CMS' Data at the Point of Care (DPC) pilot, which was announced in July, would help expand access to administrative claims data for providers and their patients, AMGA President and CEO Jerry Penso, M.D., wrote in a letter (PDF) to CMS Administrator Seema Verma.
AMGA represents 450 multispecialty medical groups and integrated delivery systems comprising approximately 177,000 physicians.
The DPC pilot program will put claims data directly into the hands of healthcare providers and clinicians through application programming interfaces (APIs) via the Medicare Blue Button program, according to Verma, who announced the DPC pilot at the White House Blue Button 2.0 Developer Conference July 30.
The pilot program, which will start in September, builds on the agency's MyHealthEData initiative and Blue Button 2.0, two programs that CMS launched last year. MyHealthEData, led by the White House Office of American Innovation, focuses on giving patients more control over their health data.

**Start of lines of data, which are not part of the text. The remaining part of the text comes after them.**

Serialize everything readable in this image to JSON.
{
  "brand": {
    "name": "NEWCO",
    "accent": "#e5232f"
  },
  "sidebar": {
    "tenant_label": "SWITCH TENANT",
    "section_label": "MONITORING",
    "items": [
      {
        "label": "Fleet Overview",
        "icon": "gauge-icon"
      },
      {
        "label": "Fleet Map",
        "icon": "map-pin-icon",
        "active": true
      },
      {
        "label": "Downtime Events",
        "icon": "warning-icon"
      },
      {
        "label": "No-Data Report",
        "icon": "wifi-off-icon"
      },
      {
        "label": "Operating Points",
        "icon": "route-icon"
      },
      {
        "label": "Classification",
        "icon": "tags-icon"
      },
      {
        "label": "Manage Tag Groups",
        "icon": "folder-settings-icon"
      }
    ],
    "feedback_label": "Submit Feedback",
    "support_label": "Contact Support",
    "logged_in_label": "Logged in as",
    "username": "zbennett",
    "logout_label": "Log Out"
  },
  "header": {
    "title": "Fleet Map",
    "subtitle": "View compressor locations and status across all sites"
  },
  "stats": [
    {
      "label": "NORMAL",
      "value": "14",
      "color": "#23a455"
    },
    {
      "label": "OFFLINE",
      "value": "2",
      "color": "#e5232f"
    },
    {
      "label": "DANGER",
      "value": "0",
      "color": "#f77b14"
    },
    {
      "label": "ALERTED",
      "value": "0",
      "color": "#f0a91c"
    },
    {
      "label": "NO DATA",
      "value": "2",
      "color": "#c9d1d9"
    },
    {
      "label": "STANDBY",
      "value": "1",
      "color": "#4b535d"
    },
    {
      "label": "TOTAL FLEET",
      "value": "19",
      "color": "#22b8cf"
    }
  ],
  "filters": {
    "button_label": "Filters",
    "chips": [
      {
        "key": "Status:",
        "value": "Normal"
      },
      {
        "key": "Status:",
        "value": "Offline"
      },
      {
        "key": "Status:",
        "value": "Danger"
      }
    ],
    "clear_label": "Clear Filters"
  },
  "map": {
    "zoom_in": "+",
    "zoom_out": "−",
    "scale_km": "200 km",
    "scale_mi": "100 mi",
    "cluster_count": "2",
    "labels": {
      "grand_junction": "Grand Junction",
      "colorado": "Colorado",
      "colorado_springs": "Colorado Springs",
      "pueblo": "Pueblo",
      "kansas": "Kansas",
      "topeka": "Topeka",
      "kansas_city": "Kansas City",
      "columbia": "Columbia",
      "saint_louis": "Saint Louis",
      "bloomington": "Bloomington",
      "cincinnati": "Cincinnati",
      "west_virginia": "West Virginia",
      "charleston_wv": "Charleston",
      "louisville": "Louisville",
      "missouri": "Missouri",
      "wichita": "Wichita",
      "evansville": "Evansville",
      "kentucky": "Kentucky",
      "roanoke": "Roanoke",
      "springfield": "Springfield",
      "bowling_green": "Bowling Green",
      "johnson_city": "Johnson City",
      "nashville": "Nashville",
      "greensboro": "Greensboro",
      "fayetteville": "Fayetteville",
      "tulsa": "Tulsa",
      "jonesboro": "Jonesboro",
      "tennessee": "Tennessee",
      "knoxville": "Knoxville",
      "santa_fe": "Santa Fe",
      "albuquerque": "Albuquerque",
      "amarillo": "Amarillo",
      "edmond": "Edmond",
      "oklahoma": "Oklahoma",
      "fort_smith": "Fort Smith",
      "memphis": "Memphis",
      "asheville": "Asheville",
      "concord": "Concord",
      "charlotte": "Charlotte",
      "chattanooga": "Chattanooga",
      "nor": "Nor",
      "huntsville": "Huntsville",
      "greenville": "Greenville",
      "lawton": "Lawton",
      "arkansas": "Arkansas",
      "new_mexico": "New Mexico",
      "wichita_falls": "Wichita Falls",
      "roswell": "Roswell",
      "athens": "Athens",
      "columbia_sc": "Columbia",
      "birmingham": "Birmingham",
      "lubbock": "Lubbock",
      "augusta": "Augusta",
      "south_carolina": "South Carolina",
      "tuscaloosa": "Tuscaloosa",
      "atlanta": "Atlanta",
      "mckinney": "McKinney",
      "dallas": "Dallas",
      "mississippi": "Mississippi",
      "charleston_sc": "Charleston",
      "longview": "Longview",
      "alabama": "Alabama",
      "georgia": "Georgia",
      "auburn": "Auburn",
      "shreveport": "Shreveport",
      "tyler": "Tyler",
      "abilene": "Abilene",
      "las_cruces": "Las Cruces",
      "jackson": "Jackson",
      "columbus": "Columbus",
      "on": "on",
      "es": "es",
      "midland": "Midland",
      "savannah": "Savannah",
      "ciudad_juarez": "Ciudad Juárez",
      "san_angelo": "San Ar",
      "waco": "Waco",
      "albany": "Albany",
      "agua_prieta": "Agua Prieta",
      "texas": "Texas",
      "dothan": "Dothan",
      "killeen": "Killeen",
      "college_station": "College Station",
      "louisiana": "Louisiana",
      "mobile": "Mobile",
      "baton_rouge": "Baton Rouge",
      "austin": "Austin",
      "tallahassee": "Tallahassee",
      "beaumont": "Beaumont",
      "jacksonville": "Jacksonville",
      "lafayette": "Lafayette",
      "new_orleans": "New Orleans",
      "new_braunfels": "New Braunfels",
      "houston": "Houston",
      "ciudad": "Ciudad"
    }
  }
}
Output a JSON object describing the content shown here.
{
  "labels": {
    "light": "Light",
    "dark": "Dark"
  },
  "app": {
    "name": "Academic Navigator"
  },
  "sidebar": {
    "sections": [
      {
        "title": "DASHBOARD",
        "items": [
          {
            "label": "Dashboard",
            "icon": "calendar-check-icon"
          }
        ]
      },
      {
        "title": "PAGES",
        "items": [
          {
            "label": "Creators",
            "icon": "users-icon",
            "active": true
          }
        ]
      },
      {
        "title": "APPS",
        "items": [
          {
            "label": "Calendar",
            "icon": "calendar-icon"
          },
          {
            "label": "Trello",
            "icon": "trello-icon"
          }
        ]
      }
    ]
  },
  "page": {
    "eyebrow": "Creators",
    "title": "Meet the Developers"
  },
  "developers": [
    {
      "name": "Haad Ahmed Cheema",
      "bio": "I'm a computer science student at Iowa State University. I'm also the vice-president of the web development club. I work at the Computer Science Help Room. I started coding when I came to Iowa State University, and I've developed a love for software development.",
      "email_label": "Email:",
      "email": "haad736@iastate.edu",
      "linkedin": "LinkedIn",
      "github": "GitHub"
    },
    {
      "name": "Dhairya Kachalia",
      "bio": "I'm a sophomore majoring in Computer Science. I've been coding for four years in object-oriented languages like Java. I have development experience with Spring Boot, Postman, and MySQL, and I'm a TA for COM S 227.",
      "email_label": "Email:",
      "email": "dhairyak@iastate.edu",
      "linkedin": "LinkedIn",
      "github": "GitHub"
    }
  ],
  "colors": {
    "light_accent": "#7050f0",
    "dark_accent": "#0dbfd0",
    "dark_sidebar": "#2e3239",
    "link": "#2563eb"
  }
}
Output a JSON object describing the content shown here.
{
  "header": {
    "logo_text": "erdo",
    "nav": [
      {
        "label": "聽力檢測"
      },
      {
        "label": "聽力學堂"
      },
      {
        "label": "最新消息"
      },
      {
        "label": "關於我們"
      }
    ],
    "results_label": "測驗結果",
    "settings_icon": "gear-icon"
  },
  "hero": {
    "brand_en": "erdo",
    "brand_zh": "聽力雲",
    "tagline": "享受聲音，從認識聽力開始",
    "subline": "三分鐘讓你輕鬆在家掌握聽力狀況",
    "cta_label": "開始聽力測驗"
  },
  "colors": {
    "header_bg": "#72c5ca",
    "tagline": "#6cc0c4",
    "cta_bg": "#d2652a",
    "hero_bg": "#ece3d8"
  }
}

Blue Button 2.0 uses an Fast Healthcare Interoperability Resources-based API to give Medicare beneficiaries access to their claims data.
Through the DPC pilot, providers will have access to Medicare beneficiary claims data directly within their existing workflows through APIs. Access to a patient’s complete health record is crucial to managing a patient population and improving health outcomes, AMGA wrote.
"We believe that the MyHealthEData initiative will serve as powerful tool to help accelerate the transformation to a value-based system and will empower providers and integrated systems of care to continue to find innovative ways to improve health outcomes. The DPC pilot will provide an essential step toward to achieving these goals," Penso wrote.
Physicians have indicated that access to timely Medicare and commercial payer administrative claims data is the most significant barrier to assuming risk and transitioning to value-based care, according to AMGA surveys.
A study published in the Annals of Internal Medicine found that while providers found access to claims data to be helpful in providing effective courses of treatment with patients, there were still challenges with care coordination.
The DPC pilot allows providers to access only Medicare beneficiary claims data. Physicians also need access to data for patients who are commercially insured, Penso said. If CMS' DPC pilot is successful, other insurers may follow suit, Penso wrote.
“Access to claims data from all payers has been a longstanding priority for AMGA and its members,” Penso wrote. “CMS’ latest initiatives support AMGA’s work by allowing providers to access Medicare claims data, and in effect, ensuring the successful transition from volume to value. If successful, CMS’ initiatives should inspire commercial insurers to follow suit in data sharing, a crucial step in delivering the most effective care for patients and improving health outcomes.”